And it’s a funny one at that: From acquiring raw materials to the market of supply and demand, from the tyranny of growth to the promise of wealth. It’s the rise and fall of American capitalism, all contained in one little oily cake.
Speaking of funny, 1941’s The Lady Eve is one of the funniest movies ever made and Criterion has a sparkling new 4K restoration coming out on July 14:
When The Lady Eve was released in March 1941, audiences still felt the pangs of the Depression, but a new foe was on the horizon. War was building in the Pacific, and fascism was spreading over Europe like wildfire. Comedy was the escape, and once The Lady Eve got rolling, a dark and scary world slipped away into one of ocean liners, dinner parties and proper people acting like a bunch of damn fools.Home viewing: The Lady Eve
It was a beautiful distraction then, and it’s a beautiful distraction now, and Criterion’s 4K restoration of The Lady Eve sparkles. In addition to the film, Criterion’s disc includes thoughts on the film from critics Cairns, Susan King and Kenneth Turan, and filmmakers Peter Bogdanovich, James L. Brooks and Ron Shelton.

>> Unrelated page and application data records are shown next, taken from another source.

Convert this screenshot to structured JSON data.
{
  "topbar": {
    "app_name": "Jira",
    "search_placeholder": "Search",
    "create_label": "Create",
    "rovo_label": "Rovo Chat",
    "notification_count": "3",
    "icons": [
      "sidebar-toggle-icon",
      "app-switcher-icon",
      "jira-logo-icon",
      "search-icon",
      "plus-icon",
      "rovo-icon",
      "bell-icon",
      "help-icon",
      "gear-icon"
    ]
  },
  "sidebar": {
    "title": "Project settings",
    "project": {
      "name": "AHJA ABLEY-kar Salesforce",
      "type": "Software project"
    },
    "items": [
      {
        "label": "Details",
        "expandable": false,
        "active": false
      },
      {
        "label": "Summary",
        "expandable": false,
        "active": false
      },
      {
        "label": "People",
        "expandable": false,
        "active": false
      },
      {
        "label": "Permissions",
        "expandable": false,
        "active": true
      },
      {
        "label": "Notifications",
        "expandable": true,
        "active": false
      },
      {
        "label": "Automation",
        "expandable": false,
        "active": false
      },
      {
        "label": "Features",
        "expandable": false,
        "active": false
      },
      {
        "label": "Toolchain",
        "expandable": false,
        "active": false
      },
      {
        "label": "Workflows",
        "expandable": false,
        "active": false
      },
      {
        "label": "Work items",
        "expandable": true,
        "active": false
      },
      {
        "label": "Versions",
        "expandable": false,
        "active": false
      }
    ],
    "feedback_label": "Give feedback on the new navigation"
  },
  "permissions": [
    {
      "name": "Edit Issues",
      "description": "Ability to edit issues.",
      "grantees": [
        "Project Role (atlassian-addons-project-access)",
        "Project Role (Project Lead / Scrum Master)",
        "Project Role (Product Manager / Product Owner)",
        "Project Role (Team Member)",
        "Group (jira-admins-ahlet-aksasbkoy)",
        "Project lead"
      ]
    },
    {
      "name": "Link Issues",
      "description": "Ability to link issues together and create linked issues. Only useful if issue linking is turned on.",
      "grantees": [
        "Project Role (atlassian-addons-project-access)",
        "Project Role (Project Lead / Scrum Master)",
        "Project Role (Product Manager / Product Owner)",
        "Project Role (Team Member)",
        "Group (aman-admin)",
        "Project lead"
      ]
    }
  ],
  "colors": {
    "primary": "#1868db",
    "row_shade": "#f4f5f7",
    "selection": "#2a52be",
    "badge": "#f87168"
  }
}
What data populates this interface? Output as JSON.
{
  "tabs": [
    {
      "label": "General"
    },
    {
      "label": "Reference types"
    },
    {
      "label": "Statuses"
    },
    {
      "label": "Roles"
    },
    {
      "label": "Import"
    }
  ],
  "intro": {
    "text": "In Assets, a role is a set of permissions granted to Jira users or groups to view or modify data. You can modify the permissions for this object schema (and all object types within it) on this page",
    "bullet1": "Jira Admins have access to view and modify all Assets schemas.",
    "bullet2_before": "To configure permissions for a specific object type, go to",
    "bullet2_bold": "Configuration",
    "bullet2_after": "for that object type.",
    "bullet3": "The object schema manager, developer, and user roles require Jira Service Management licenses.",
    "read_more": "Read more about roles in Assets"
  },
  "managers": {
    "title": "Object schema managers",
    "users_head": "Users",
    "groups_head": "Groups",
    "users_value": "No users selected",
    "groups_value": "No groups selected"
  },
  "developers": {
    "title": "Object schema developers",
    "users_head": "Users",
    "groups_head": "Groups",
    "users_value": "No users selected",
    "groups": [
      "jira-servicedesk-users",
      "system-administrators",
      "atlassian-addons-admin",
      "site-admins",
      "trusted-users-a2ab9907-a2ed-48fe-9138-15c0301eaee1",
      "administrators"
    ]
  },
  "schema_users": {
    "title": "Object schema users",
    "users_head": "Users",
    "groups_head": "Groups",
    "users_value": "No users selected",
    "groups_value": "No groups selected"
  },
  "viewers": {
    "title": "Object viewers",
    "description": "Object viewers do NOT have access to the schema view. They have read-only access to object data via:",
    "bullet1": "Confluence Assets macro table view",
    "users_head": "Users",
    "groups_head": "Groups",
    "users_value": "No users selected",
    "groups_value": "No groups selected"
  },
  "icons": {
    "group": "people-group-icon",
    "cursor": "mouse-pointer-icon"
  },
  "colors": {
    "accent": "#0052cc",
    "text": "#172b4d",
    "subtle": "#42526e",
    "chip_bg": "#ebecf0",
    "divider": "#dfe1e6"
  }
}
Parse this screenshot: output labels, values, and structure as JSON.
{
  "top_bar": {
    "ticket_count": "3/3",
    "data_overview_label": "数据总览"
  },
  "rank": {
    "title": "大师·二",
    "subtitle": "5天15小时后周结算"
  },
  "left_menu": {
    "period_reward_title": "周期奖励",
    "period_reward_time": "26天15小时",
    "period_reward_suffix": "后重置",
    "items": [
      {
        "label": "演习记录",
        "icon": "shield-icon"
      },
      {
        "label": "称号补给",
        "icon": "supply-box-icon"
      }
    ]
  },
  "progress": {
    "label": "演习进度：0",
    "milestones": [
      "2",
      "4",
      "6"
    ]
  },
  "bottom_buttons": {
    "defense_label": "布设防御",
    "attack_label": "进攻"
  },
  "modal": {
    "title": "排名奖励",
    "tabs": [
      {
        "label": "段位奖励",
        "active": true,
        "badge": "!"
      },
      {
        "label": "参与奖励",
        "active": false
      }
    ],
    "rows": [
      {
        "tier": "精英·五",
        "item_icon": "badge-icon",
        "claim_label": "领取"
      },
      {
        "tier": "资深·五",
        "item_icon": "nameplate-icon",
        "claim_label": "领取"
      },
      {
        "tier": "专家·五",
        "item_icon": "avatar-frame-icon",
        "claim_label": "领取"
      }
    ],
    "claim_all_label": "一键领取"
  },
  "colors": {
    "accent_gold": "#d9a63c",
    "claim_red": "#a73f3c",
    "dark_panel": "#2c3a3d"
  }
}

The booklet features an essay from Geoffrey O’Brien and 1946 LIFE profile of Preston Sturges, and the commentary track from former CU-Boulder film professor Marian Keane is a film class in itself.